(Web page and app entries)
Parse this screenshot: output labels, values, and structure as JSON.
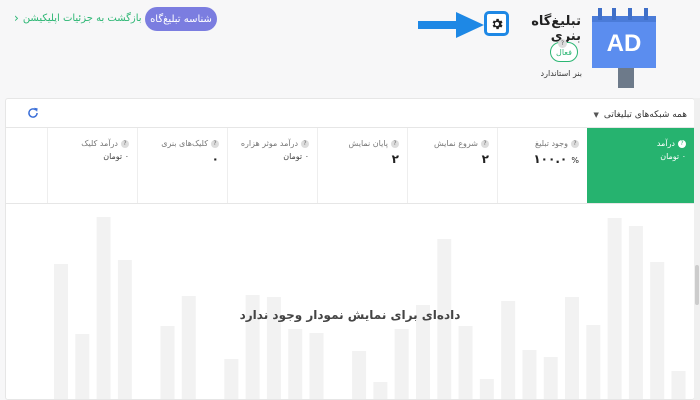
{
  "header": {
    "back_link": "بازگشت به جزئیات اپلیکیشن",
    "id_button": "شناسه تبلیغ‌گاه",
    "title": "تبلیغ‌گاه بنری",
    "status": "فعال",
    "subtitle": "بنر استاندارد",
    "ad_label": "AD"
  },
  "filters": {
    "network_select": "همه شبکه‌های تبلیغاتی"
  },
  "stats": [
    {
      "label": "درآمد",
      "value": "۰",
      "unit": "تومان",
      "active": true
    },
    {
      "label": "وجود تبلیغ",
      "value": "۱۰۰.۰",
      "unit": "%",
      "active": false
    },
    {
      "label": "شروع نمایش",
      "value": "۲",
      "unit": "",
      "active": false
    },
    {
      "label": "پایان نمایش",
      "value": "۲",
      "unit": "",
      "active": false
    },
    {
      "label": "درآمد موثر هزاره",
      "value": "۰",
      "unit": "تومان",
      "active": false
    },
    {
      "label": "کلیک‌های بنری",
      "value": "۰",
      "unit": "",
      "active": false
    },
    {
      "label": "درآمد کلیک",
      "value": "۰",
      "unit": "تومان",
      "active": false
    }
  ],
  "chart": {
    "empty_message": "داده‌ای برای نمایش نمودار وجود ندارد"
  },
  "colors": {
    "accent_green": "#26b36f",
    "button_purple": "#7b7de0",
    "highlight_blue": "#1e88e5",
    "ad_icon_blue": "#5b8def"
  }
}
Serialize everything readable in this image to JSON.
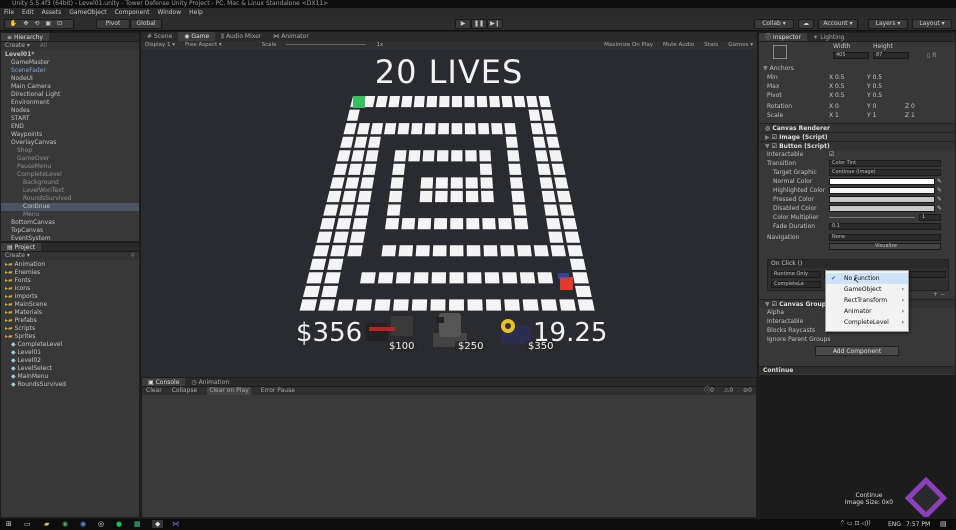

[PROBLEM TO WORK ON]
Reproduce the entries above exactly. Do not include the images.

[RESULT OF THIS EXERCISE]
Parse this screenshot: output labels, values, and structure as JSON.
{
  "header": {
    "back_link": "بازگشت به جزئیات اپلیکیشن",
    "id_button": "شناسه تبلیغ‌گاه",
    "title": "تبلیغ‌گاه بنری",
    "status": "فعال",
    "subtitle": "بنر استاندارد",
    "ad_label": "AD"
  },
  "filters": {
    "network_select": "همه شبکه‌های تبلیغاتی"
  },
  "stats": [
    {
      "label": "درآمد",
      "value": "۰",
      "unit": "تومان",
      "active": true
    },
    {
      "label": "وجود تبلیغ",
      "value": "۱۰۰.۰",
      "unit": "%",
      "active": false
    },
    {
      "label": "شروع نمایش",
      "value": "۲",
      "unit": "",
      "active": false
    },
    {
      "label": "پایان نمایش",
      "value": "۲",
      "unit": "",
      "active": false
    },
    {
      "label": "درآمد موثر هزاره",
      "value": "۰",
      "unit": "تومان",
      "active": false
    },
    {
      "label": "کلیک‌های بنری",
      "value": "۰",
      "unit": "",
      "active": false
    },
    {
      "label": "درآمد کلیک",
      "value": "۰",
      "unit": "تومان",
      "active": false
    }
  ],
  "chart": {
    "empty_message": "داده‌ای برای نمایش نمودار وجود ندارد"
  },
  "colors": {
    "accent_green": "#26b36f",
    "button_purple": "#7b7de0",
    "highlight_blue": "#1e88e5",
    "ad_icon_blue": "#5b8def"
  }
}
Serialize everything readable in this image to JSON.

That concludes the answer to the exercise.